But back to Egypt. The study of this long-lived and intriguing civilisation has been around for a long time. Herodotus, the man who has been dubbed the “father of history” by some, visited ancient Egypt in the mid 5th century BC; by that time, the civilisation had already been in existence for thousands of years. Nevertheless, the knowledge of how to read hieroglyphs was lost a few hundred years later, and for at least one and a half thousand years no one was able to decipher all those beautiful pictorial symbols. Then a man called Jean-Francois Champollion broke the code. His stroke of genius meant that thousands of primary sources could suddenly be read. It was a huge boost for Egyptology and the study of history.

Remember, I'm a god. Even though I suffer from abscesses on my teeth and other mortal problems.

Remember, I'm a god - even though I suffer from abscesses on my teeth and other mortal problems.

I’m saving Champollion’s story, however, for another day. Today is strictly introductory. But keep in mind that in the 1800s and early 1900s there were huge numbers of historians and archaeologists trying to get the story of ancient Egypt down pat. Many were from England, which explains why many great Egyptian treasures may be seen in London in the British Museum, along with some Greek marbles. (There’s been great controversy over whether the British should give the Elgin marbles back – and countless other treasures of antiquity.)

One of the reasons Herodotus was interested in Egypt was that he found the culture of the Egyptians strange as well as fascinating. You may feel the same as you wander the desert sands, sail across the Nile and show your embalming skills on our class mummy. I hope so.

♦Read up on the process of mummification HERE, then

Play the Mummy Maker Game at the BBC website by clicking here

Read about the power of the Pharaohs here

View the treasures of Tutankhamen here

Convert your name to hieroglyphs here

Ros sitting on the Great Pyramid, 1987 Ros in Egypt 1987

↑I went to Egypt in 1987. It was hot, fascinating and hot!

Resources for Studying Ancient Egypt

The School Library has now bought the World Book Online. This is a brilliant resource, which you can even access from outside through the intranet or this blog. You will need the username (bhhs) and password (worldbook) to use it, however. Ask Ms Green or Mrs McQueen to give it to you so that you can use the link below:

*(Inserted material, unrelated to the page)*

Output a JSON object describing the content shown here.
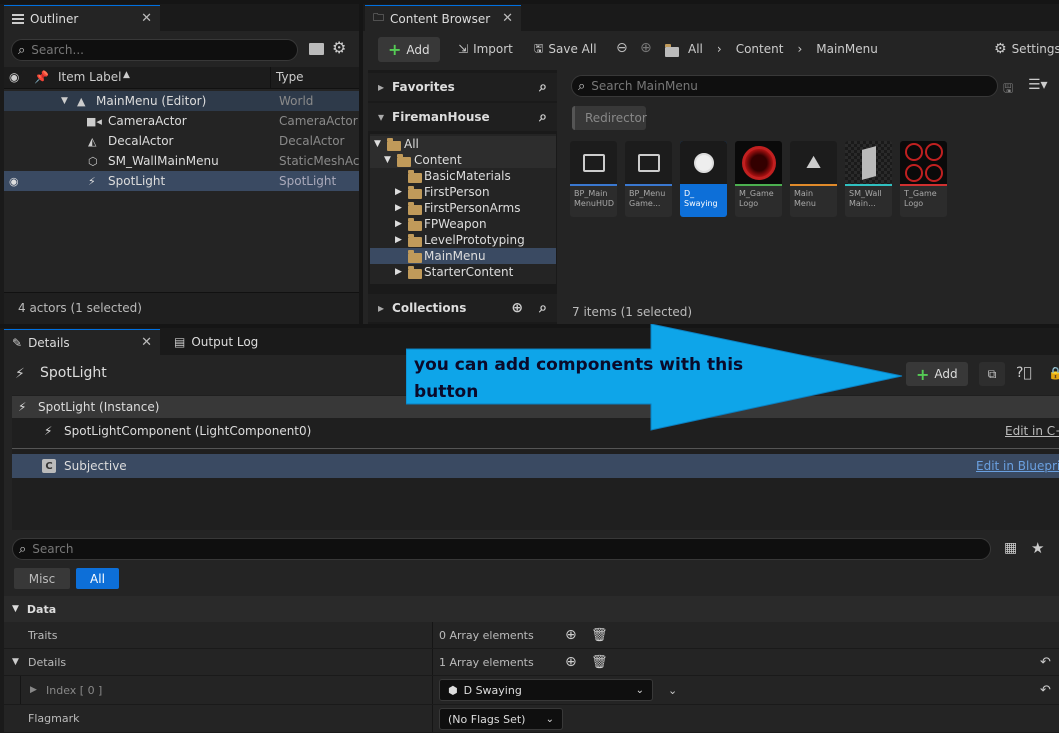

Screen shot 2010-08-17 at 4.00.04 PM

Here are some more websites to whet your curiosity about this ancient civilisation:

♥Click on these links to find out more about the Nile River:

http://www.ancient-egypt-online.com/river-nile-facts.html

http://www.bbc.co.uk/history/ancient/egyptians/nile_01.shtml (for serious readers only!)

♥Click on these links to discover details of the lives of peasant farmers:

http://www.egyptologyonline.com/Work%20&%20Trade.htm

http://www.bbc.co.uk/worldservice/specials/1624_story_of_africa/page89.shtml (This site explains that it was peasant farmers rather than slaves who were responsible for the great monuments of ancient Egypt.)

♥The British Museum provides a timeline of ancient Egyptian history at this link:

http://www.ancientegypt.co.uk/time/explore/main.html

♥For a detailed account of how the ancient Egyptians made beer and bread, go to:

http://www.mnsu.edu/emuseum/prehistory/egypt/dailylife/breadmaking.htm

♥To read about Hatshepsut, a rare woman pharaoh, go to:

http://www.bbc.co.uk/history/ancient/egyptians/hatshepsut_01.shtml